***** Supplied material

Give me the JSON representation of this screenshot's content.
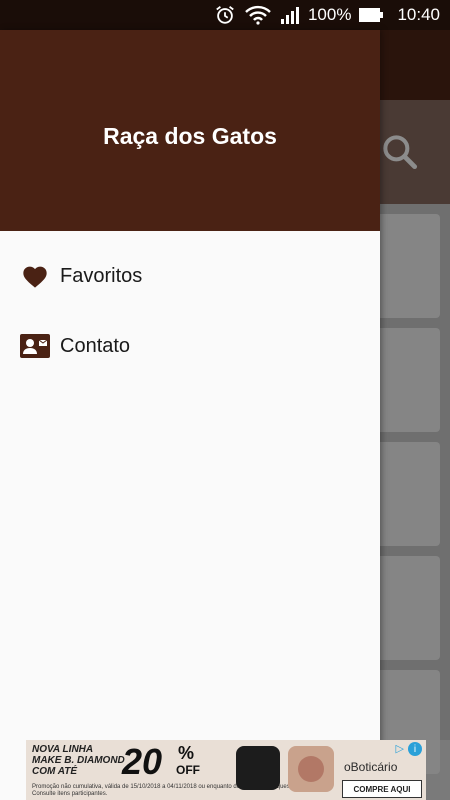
{
  "status_bar": {
    "battery_percent": "100%",
    "time": "10:40",
    "icons": [
      "alarm-icon",
      "wifi-icon",
      "signal-icon",
      "battery-icon"
    ]
  },
  "drawer": {
    "title": "Raça dos Gatos",
    "items": [
      {
        "label": "Favoritos",
        "icon": "heart-icon"
      },
      {
        "label": "Contato",
        "icon": "contact-card-icon"
      }
    ]
  },
  "background": {
    "search_icon": "search-icon"
  },
  "ad": {
    "line1": "NOVA LINHA",
    "line2": "MAKE B. DIAMOND",
    "line3": "COM ATÉ",
    "big_number": "20",
    "percent": "%",
    "off": "OFF",
    "fine_print": "Promoção não cumulativa, válida de 15/10/2018 a 04/11/2018 ou enquanto durarem os estoques. Consulte itens participantes.",
    "brand": "oBoticário",
    "cta": "COMPRE AQUI"
  },
  "colors": {
    "drawer_header": "#4a2214",
    "icon_color": "#4a2214",
    "status_bar": "#1a0d08"
  }
}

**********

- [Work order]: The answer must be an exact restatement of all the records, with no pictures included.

- [Exercise response]:
Give me the JSON representation of this screenshot's content.
{
  "status_bar": {
    "battery_percent": "100%",
    "time": "10:40",
    "icons": [
      "alarm-icon",
      "wifi-icon",
      "signal-icon",
      "battery-icon"
    ]
  },
  "drawer": {
    "title": "Raça dos Gatos",
    "items": [
      {
        "label": "Favoritos",
        "icon": "heart-icon"
      },
      {
        "label": "Contato",
        "icon": "contact-card-icon"
      }
    ]
  },
  "background": {
    "search_icon": "search-icon"
  },
  "ad": {
    "line1": "NOVA LINHA",
    "line2": "MAKE B. DIAMOND",
    "line3": "COM ATÉ",
    "big_number": "20",
    "percent": "%",
    "off": "OFF",
    "fine_print": "Promoção não cumulativa, válida de 15/10/2018 a 04/11/2018 ou enquanto durarem os estoques. Consulte itens participantes.",
    "brand": "oBoticário",
    "cta": "COMPRE AQUI"
  },
  "colors": {
    "drawer_header": "#4a2214",
    "icon_color": "#4a2214",
    "status_bar": "#1a0d08"
  }
}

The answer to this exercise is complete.